question mark ?Reader Question:
I have trouble with formatting recipes and getting the columns lined up. I usually do several lines of ingredients and amounts and hit return.  Then I will highlight the ingredients and amounts and click on the bullet feature and then un-do it.  Then is when the ingredients come together, but they are not aligned!  What am I doing wrong?

Melanie’s Answer:

It doesn’t sound like you’re doing anything wrong. There just isn’t a great way to format some things without specific HTML (like that for a table, which I’ll show you in sec). Since you want to format the ingredients of recipes, I think you have a few choices.

  1. Instead of trying to format the list with a bulleted list, you can simply type the amount of the ingredient, hit the space bar, then type your ingredient (which is how most recipe sites I’ve visited do it). Example:
  2. 10 roma tomatoes
    1 yellow onion
    1 lime
    1 bunch fresh parsley
    1 jalapeno pepper

  3. If you like the simple typed list above, but want it indented, you can do that without a bulleted list. Just type your list, highlight it, then click the blockquote button in your editor. It looks like this: Your list will look like this:
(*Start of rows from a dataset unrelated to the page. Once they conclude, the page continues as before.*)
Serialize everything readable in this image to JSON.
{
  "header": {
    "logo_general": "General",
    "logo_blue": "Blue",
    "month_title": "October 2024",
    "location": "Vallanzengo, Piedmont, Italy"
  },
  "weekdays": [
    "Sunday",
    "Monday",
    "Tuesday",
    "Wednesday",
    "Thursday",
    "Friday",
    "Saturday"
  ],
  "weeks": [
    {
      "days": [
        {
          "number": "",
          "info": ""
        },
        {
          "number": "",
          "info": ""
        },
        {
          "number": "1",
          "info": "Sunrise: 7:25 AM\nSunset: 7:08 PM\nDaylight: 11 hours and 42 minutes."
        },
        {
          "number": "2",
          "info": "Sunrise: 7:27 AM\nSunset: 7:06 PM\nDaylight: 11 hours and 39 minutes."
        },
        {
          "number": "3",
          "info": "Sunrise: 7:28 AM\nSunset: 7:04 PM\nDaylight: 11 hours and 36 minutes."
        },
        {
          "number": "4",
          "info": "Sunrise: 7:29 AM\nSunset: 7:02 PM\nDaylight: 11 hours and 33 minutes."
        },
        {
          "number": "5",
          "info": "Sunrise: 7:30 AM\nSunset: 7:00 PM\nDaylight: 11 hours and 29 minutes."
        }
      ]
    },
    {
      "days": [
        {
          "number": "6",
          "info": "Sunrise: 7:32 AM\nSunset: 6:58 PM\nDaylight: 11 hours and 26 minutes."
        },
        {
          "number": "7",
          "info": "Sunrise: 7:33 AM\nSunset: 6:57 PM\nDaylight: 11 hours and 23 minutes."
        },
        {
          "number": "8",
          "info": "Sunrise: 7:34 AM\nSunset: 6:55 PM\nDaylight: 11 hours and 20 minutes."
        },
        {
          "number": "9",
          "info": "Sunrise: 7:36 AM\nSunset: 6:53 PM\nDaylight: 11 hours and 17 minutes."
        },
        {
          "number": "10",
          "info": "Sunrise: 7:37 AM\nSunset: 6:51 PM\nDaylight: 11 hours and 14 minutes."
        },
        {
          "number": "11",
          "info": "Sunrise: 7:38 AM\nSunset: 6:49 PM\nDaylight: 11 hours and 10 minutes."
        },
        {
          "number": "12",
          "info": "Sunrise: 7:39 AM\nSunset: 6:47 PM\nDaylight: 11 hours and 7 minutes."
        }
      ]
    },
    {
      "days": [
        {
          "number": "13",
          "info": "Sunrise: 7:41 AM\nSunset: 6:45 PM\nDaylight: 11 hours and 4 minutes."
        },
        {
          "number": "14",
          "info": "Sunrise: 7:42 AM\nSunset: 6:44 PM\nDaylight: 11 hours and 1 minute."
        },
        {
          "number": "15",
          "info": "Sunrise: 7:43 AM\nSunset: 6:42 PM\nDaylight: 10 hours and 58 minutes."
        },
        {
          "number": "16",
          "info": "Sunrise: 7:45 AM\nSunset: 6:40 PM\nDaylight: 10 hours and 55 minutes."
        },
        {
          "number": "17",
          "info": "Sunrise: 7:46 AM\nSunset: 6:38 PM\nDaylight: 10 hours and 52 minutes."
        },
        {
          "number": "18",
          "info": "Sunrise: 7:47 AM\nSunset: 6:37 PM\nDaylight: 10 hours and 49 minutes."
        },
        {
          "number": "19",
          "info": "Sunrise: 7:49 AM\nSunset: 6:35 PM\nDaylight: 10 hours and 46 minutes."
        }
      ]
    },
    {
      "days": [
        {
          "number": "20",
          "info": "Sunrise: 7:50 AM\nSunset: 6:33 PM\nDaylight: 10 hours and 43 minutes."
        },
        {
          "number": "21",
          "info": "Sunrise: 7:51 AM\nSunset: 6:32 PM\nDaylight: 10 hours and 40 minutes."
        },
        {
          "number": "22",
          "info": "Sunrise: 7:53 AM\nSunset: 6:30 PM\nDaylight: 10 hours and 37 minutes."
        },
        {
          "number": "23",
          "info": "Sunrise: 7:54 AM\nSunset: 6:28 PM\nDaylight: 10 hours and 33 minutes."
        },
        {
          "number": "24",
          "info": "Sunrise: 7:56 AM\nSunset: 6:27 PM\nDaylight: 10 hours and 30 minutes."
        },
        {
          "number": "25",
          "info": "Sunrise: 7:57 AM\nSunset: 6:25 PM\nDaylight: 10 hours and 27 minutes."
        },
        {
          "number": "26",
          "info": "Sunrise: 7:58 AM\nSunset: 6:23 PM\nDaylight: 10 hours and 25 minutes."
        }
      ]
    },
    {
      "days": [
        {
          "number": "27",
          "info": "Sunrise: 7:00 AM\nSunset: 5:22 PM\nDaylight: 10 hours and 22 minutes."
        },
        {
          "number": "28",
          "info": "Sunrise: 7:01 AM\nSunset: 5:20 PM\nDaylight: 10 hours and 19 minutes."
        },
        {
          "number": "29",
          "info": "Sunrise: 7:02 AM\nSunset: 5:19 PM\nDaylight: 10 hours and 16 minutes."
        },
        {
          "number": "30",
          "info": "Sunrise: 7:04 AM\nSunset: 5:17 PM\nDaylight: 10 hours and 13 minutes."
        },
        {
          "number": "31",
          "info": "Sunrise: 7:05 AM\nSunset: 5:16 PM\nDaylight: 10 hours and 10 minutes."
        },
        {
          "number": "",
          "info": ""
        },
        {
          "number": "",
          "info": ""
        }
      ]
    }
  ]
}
    10 roma tomatoes
    1 yellow onion
    1 lime
    1 bunch fresh parsley
    1 jalapeno pepper

    It’s a very subtle difference from the list in #1 above, but you should notice it’s indented a little. NOTE: Your blockquotes will likely look different than mine because my template automatically adds the gray color to the text and the line to the left as part of the formatting. Your template will likely just indent your text.

  4. If that’s not what you want, you can implement an HTML table. I’ll be honest with you: the method above is easier, especially if you don’t have experience with HTML. Putting a table together with HTML is easy, but you have to keep track of what you’re doing or the cells won’t line up properly. Here’s what your ingredients list might look like with a simple table:
  5. 1can tomatoes
    1bunch parsley
    1yellow onion
    1jalapeno pepper

The HTML for that table looks like this (notes in red just tell you what the HTML is doing and shouldn’t be used in the HTML you write for your table):

<table> signals the beginning of the table
<tr> signals the beginning of a table row
<td>1</td><td> cantomatoes</td> <td> signals the beginning of a table cell; </td> signals the end of that cell. You can have as many table cells (<td></td>) on a row as you like.

</tr> signals the end of that table row
<tr><td>1</td><td>bunch parsley</td></tr> (repeated from above)
<tr><td>1</td><td>yellow onion</td></tr>
</table> signals the end of the table

As you can see, there’s not a lot of difference between a basic table and simply typing your ingredients. You can adjust the padding of each cell (the white space around the cell; it makes it appear there is more space around each table cell) to get the table to look just right, but it takes some tweaking and experimenting to figure out what works for you. To learn how to make an HTML table, please see the W3 Schools Tutorial on HTML Tables.

Creative Commons License photo credit: Leo Reynolds